Do I Need a License to Rent a Scooter in Thailand? (I’ve Rented From 6 Agencies)
For many people, including myself, the first time I drove a scooter was in Thailand.
The sense of freedom you get with a scooter is unmatched. Depending on where you are in Thailand, you will save SO much money renting a scooter compared to taking a taxi, and in the more remote areas, there ARE no taxis!
But can you get away with renting a scooter in Thailand without a license?
You do not need a driver’s license to rent a scooter in Thailand. Although if you are stopped by the Thai road police and do not have an international driving license, you will have to pay a fine of around 500 Baht ($13.16).
I’ve taken out scooters all over Thailand, in Chiang Mai, Pai, Surat Thani, and Koh Phangan, and I have NEVER been asked for a valid motorbike license to rent.
Thailand is not like the west. Laws are far more relaxed here. I guarantee that 99.99% of motorbike agencies will never ask for a license. Most of the time, they are family-run businesses.
Before you go anywhere, I will tell you what you should and shouldn’t do when renting a Moped in Thailand, based on my experience and what will happen if you get stopped by the police.

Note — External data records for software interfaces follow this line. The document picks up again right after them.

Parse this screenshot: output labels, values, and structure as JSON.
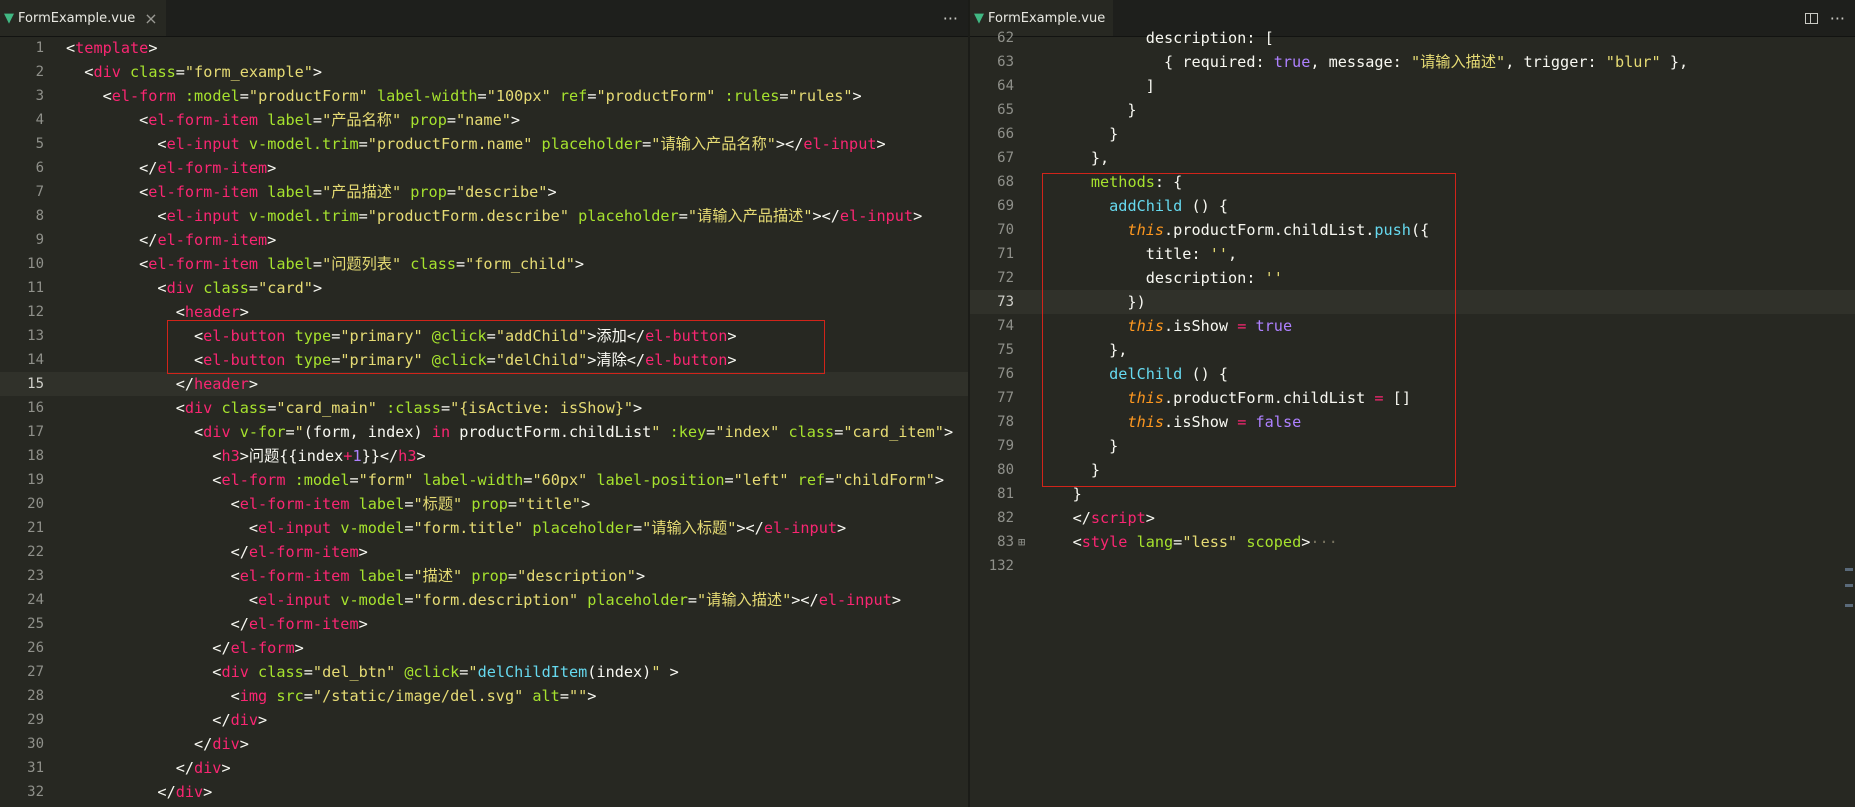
{
  "left": {
    "tab": {
      "title": "FormExample.vue",
      "close": "×"
    },
    "actions": {
      "more": "···"
    },
    "lines": [
      {
        "n": "1",
        "h": "&lt;<span class=\"t\">template</span>&gt;"
      },
      {
        "n": "2",
        "h": "  &lt;<span class=\"t\">div</span> <span class=\"a\">class</span>=<span class=\"s\">\"form_example\"</span>&gt;"
      },
      {
        "n": "3",
        "h": "    &lt;<span class=\"t\">el-form</span> <span class=\"a\">:model</span>=<span class=\"s\">\"productForm\"</span> <span class=\"a\">label-width</span>=<span class=\"s\">\"100px\"</span> <span class=\"a\">ref</span>=<span class=\"s\">\"productForm\"</span> <span class=\"a\">:rules</span>=<span class=\"s\">\"rules\"</span>&gt;"
      },
      {
        "n": "4",
        "h": "        &lt;<span class=\"t\">el-form-item</span> <span class=\"a\">label</span>=<span class=\"s\">\"产品名称\"</span> <span class=\"a\">prop</span>=<span class=\"s\">\"name\"</span>&gt;"
      },
      {
        "n": "5",
        "h": "          &lt;<span class=\"t\">el-input</span> <span class=\"a\">v-model.trim</span>=<span class=\"s\">\"productForm.name\"</span> <span class=\"a\">placeholder</span>=<span class=\"s\">\"请输入产品名称\"</span>&gt;&lt;/<span class=\"t\">el-input</span>&gt;"
      },
      {
        "n": "6",
        "h": "        &lt;/<span class=\"t\">el-form-item</span>&gt;"
      },
      {
        "n": "7",
        "h": "        &lt;<span class=\"t\">el-form-item</span> <span class=\"a\">label</span>=<span class=\"s\">\"产品描述\"</span> <span class=\"a\">prop</span>=<span class=\"s\">\"describe\"</span>&gt;"
      },
      {
        "n": "8",
        "h": "          &lt;<span class=\"t\">el-input</span> <span class=\"a\">v-model.trim</span>=<span class=\"s\">\"productForm.describe\"</span> <span class=\"a\">placeholder</span>=<span class=\"s\">\"请输入产品描述\"</span>&gt;&lt;/<span class=\"t\">el-input</span>&gt;"
      },
      {
        "n": "9",
        "h": "        &lt;/<span class=\"t\">el-form-item</span>&gt;"
      },
      {
        "n": "10",
        "h": "        &lt;<span class=\"t\">el-form-item</span> <span class=\"a\">label</span>=<span class=\"s\">\"问题列表\"</span> <span class=\"a\">class</span>=<span class=\"s\">\"form_child\"</span>&gt;"
      },
      {
        "n": "11",
        "h": "          &lt;<span class=\"t\">div</span> <span class=\"a\">class</span>=<span class=\"s\">\"card\"</span>&gt;"
      },
      {
        "n": "12",
        "h": "            &lt;<span class=\"t\">header</span>&gt;"
      },
      {
        "n": "13",
        "h": "              &lt;<span class=\"t\">el-button</span> <span class=\"a\">type</span>=<span class=\"s\">\"primary\"</span> <span class=\"a\">@click</span>=<span class=\"s\">\"addChild\"</span>&gt;添加&lt;/<span class=\"t\">el-button</span>&gt;"
      },
      {
        "n": "14",
        "h": "              &lt;<span class=\"t\">el-button</span> <span class=\"a\">type</span>=<span class=\"s\">\"primary\"</span> <span class=\"a\">@click</span>=<span class=\"s\">\"delChild\"</span>&gt;清除&lt;/<span class=\"t\">el-button</span>&gt;"
      },
      {
        "n": "15",
        "h": "            &lt;/<span class=\"t\">header</span>&gt;"
      },
      {
        "n": "16",
        "h": "            &lt;<span class=\"t\">div</span> <span class=\"a\">class</span>=<span class=\"s\">\"card_main\"</span> <span class=\"a\">:class</span>=<span class=\"s\">\"{isActive: isShow}\"</span>&gt;"
      },
      {
        "n": "17",
        "h": "              &lt;<span class=\"t\">div</span> <span class=\"a\">v-for</span>=<span class=\"s\">\"</span><span class=\"w\">(form, index) </span><span class=\"k\">in</span><span class=\"w\"> productForm.childList</span><span class=\"s\">\"</span> <span class=\"a\">:key</span>=<span class=\"s\">\"index\"</span> <span class=\"a\">class</span>=<span class=\"s\">\"card_item\"</span>&gt;"
      },
      {
        "n": "18",
        "h": "                &lt;<span class=\"t\">h3</span>&gt;问题{{<span class=\"w\">index</span><span class=\"k\">+</span><span class=\"n\">1</span>}}&lt;/<span class=\"t\">h3</span>&gt;"
      },
      {
        "n": "19",
        "h": "                &lt;<span class=\"t\">el-form</span> <span class=\"a\">:model</span>=<span class=\"s\">\"form\"</span> <span class=\"a\">label-width</span>=<span class=\"s\">\"60px\"</span> <span class=\"a\">label-position</span>=<span class=\"s\">\"left\"</span> <span class=\"a\">ref</span>=<span class=\"s\">\"childForm\"</span>&gt;"
      },
      {
        "n": "20",
        "h": "                  &lt;<span class=\"t\">el-form-item</span> <span class=\"a\">label</span>=<span class=\"s\">\"标题\"</span> <span class=\"a\">prop</span>=<span class=\"s\">\"title\"</span>&gt;"
      },
      {
        "n": "21",
        "h": "                    &lt;<span class=\"t\">el-input</span> <span class=\"a\">v-model</span>=<span class=\"s\">\"form.title\"</span> <span class=\"a\">placeholder</span>=<span class=\"s\">\"请输入标题\"</span>&gt;&lt;/<span class=\"t\">el-input</span>&gt;"
      },
      {
        "n": "22",
        "h": "                  &lt;/<span class=\"t\">el-form-item</span>&gt;"
      },
      {
        "n": "23",
        "h": "                  &lt;<span class=\"t\">el-form-item</span> <span class=\"a\">label</span>=<span class=\"s\">\"描述\"</span> <span class=\"a\">prop</span>=<span class=\"s\">\"description\"</span>&gt;"
      },
      {
        "n": "24",
        "h": "                    &lt;<span class=\"t\">el-input</span> <span class=\"a\">v-model</span>=<span class=\"s\">\"form.description\"</span> <span class=\"a\">placeholder</span>=<span class=\"s\">\"请输入描述\"</span>&gt;&lt;/<span class=\"t\">el-input</span>&gt;"
      },
      {
        "n": "25",
        "h": "                  &lt;/<span class=\"t\">el-form-item</span>&gt;"
      },
      {
        "n": "26",
        "h": "                &lt;/<span class=\"t\">el-form</span>&gt;"
      },
      {
        "n": "27",
        "h": "                &lt;<span class=\"t\">div</span> <span class=\"a\">class</span>=<span class=\"s\">\"del_btn\"</span> <span class=\"a\">@click</span>=<span class=\"s\">\"</span><span class=\"b\">delChildItem</span><span class=\"w\">(index)</span><span class=\"s\">\"</span> &gt;"
      },
      {
        "n": "28",
        "h": "                  &lt;<span class=\"t\">img</span> <span class=\"a\">src</span>=<span class=\"s\">\"/static/image/del.svg\"</span> <span class=\"a\">alt</span>=<span class=\"s\">\"\"</span>&gt;"
      },
      {
        "n": "29",
        "h": "                &lt;/<span class=\"t\">div</span>&gt;"
      },
      {
        "n": "30",
        "h": "              &lt;/<span class=\"t\">div</span>&gt;"
      },
      {
        "n": "31",
        "h": "            &lt;/<span class=\"t\">div</span>&gt;"
      },
      {
        "n": "32",
        "h": "          &lt;/<span class=\"t\">div</span>&gt;"
      }
    ]
  },
  "right": {
    "tab": {
      "title": "FormExample.vue"
    },
    "actions": {
      "more": "···"
    },
    "lines": [
      {
        "n": "62",
        "h": "            <span class=\"w\">description: [</span>"
      },
      {
        "n": "63",
        "h": "              { <span class=\"w\">required</span>: <span class=\"n\">true</span>, <span class=\"w\">message</span>: <span class=\"s\">\"请输入描述\"</span>, <span class=\"w\">trigger</span>: <span class=\"s\">\"blur\"</span> },"
      },
      {
        "n": "64",
        "h": "            ]"
      },
      {
        "n": "65",
        "h": "          }"
      },
      {
        "n": "66",
        "h": "        }"
      },
      {
        "n": "67",
        "h": "      },"
      },
      {
        "n": "68",
        "h": "      <span class=\"a\">methods</span>: {"
      },
      {
        "n": "69",
        "h": "        <span class=\"b\">addChild</span> () {"
      },
      {
        "n": "70",
        "h": "          <span class=\"th\">this</span>.<span class=\"w\">productForm</span>.<span class=\"w\">childList</span>.<span class=\"b\">push</span>({"
      },
      {
        "n": "71",
        "h": "            <span class=\"w\">title</span>: <span class=\"s\">''</span>,"
      },
      {
        "n": "72",
        "h": "            <span class=\"w\">description</span>: <span class=\"s\">''</span>"
      },
      {
        "n": "73",
        "h": "          })"
      },
      {
        "n": "74",
        "h": "          <span class=\"th\">this</span>.<span class=\"w\">isShow</span> <span class=\"k\">=</span> <span class=\"n\">true</span>"
      },
      {
        "n": "75",
        "h": "        },"
      },
      {
        "n": "76",
        "h": "        <span class=\"b\">delChild</span> () {"
      },
      {
        "n": "77",
        "h": "          <span class=\"th\">this</span>.<span class=\"w\">productForm</span>.<span class=\"w\">childList</span> <span class=\"k\">=</span> []"
      },
      {
        "n": "78",
        "h": "          <span class=\"th\">this</span>.<span class=\"w\">isShow</span> <span class=\"k\">=</span> <span class=\"n\">false</span>"
      },
      {
        "n": "79",
        "h": "        }"
      },
      {
        "n": "80",
        "h": "      }"
      },
      {
        "n": "81",
        "h": "    }"
      },
      {
        "n": "82",
        "h": "    &lt;/<span class=\"t\">script</span>&gt;"
      },
      {
        "n": "83",
        "h": "    &lt;<span class=\"t\">style</span> <span class=\"a\">lang</span>=<span class=\"s\">\"less\"</span> <span class=\"a\">scoped</span>&gt;<span class=\"g\">···</span>"
      },
      {
        "n": "132",
        "h": ""
      }
    ]
  },
  "colors": {
    "bg": "#272822",
    "tag": "#f92672",
    "attr": "#a6e22e",
    "string": "#e6db74",
    "func": "#66d9ef",
    "number": "#ae81ff",
    "this": "#fd971f",
    "highlight": "#d1241a"
  },
  "icons": {
    "vue": "vue-logo-icon",
    "split": "split-editor-icon",
    "more": "more-actions-icon",
    "close": "close-icon"
  }
}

How to Rent a Scooter in Thailand (Best Practices)
Many motorbike agencies will ask for your passport as a deposit for the bike.
NEVER EVER DO THIS!
Your passport is worth a LOT of money in the black market, specifically the darknet (the section of the internet you cannot access via Google). And a fake UK passport is worth between $1792-$3490! But, of course, a stolen real passport is worth even more.
Thailand has some of the highest numbers of stolen and forged passports worldwide. This 2014 article from the Guardian described passport theft in Thailand as a “regular occurrence” after it was revealed that two men used fake passports stolen in Phuket to board the doomed Malaysian Airlines flight MH370, which disappeared during a flight from Malaysia to Beijing in March of 2014.
Do you wonder why this happens? Foreigners are TOO eager to give their passports to any random bike shop.
Even worse are passport scams. Motorbike rental agencies will ask for ridiculous sums of money to return the passport. Google reviews have made these scams rarer, but they still happen.
Always argue for a cash deposit instead of a passport. Typically this deposit changes depending on the bike. For example, a normal Honda Click 125CC will be about 5000 Baht.
I’m currently paying 5500/month for my bungalow and motorbike. In this case, my deposit was 2000 plus my UK driver’s license, and I live in the motorbike agency, so I trust the landlord with my driver’s license.
Giving your driving license or another form of ID will be accepted in many places. However, losing your driving license compared to a passport is better if you think the deposit is too much to pay, and it’s nowhere near as big of a deal.
Your best option is to search for motorbike rental agencies in Google maps and pick the one with the best reviews. Remember, motorbike rental agencies are VERY common in Thailand. If one is refusing a cash deposit instead of a passport, look around and find an agent who will accept your terms.
In Thailand, you must pick the best way to spend your money, as many cards from your own country will cost you a fortune in fees. So I switched to Revolut as the main way I spend my money in Thailand, and I couldn’t be happier. Learn more about the world’s best global bank in my helpful article.
What Happens if You Get Stopped Without a Motorcycle License in Thailand?
The worst-case scenario is you get caught at a random traffic police stop, where the traffic police will search you for drugs and ask for an international motorbike license.
I lived in Chiang Mai for around two weeks and only got caught in a police stop once. You can either pay when you’re stopped (I didn’t have 500) or at the police station within 48 hours of when you were stopped.
Police stops happen once a week, although I recommend joining a Digital Nomad Whatsapp group to get notified of where one appears.
During peak school times (before nine and after three), the traffic police are occupied dealing with schools, likely you will not get stopped during these times.
Police stops exist only in areas where many foreigners live or travel, such as Chiang Mai or Phuket. I highly doubt the traffic police will stop you outside major tourist areas. I live on a Thai island and barely see the police, let alone get stopped.
If you get stopped without a license, always remain calm and listen to the officer. NEVER get angry, as this will only end badly for you.
Getting a Thai international motorbike license isn’t even hard, you do it via an agency in most major cities, and it only costs around 2000 Baht. With it, you can take out motorbikes worldwide and drive freely in Thailand, knowing a traffic police officer can do NOTHING to you.